> Problem: Scan the records for the string "Disk", then copy each line that has it.
----
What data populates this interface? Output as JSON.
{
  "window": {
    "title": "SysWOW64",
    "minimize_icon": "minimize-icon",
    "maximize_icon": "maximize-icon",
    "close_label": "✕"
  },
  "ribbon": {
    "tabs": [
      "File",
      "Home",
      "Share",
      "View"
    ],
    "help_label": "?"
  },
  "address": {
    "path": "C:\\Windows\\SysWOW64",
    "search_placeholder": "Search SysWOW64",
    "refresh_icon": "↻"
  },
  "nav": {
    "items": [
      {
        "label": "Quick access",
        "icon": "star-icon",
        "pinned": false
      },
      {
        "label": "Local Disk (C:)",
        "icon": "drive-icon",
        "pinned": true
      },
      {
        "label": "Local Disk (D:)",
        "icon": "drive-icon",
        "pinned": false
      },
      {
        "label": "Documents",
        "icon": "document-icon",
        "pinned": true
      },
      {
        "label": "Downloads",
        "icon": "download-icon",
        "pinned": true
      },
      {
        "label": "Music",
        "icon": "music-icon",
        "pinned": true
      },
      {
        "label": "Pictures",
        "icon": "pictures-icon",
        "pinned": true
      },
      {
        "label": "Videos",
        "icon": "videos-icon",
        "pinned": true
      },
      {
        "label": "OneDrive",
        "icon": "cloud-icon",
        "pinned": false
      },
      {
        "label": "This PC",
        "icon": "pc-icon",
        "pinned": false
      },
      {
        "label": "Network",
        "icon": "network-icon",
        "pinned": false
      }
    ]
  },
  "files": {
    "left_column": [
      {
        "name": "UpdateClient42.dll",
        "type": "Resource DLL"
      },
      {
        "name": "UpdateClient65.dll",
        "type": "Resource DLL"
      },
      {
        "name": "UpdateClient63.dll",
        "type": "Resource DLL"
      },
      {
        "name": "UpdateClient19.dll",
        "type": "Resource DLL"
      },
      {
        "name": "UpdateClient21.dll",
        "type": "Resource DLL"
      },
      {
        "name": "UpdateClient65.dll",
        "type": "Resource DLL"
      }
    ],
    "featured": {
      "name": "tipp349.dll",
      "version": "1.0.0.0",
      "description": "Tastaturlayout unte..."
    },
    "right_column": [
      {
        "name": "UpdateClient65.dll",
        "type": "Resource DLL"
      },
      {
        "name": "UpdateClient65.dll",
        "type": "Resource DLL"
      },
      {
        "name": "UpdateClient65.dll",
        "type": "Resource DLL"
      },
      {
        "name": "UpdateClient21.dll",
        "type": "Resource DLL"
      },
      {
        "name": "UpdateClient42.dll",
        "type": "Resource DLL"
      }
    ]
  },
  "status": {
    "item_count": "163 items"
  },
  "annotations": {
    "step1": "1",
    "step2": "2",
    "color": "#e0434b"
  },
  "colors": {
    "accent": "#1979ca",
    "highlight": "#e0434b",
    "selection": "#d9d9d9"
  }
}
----
> Solved exercise:
        "label": "Local Disk (C:)",
        "label": "Local Disk (D:)",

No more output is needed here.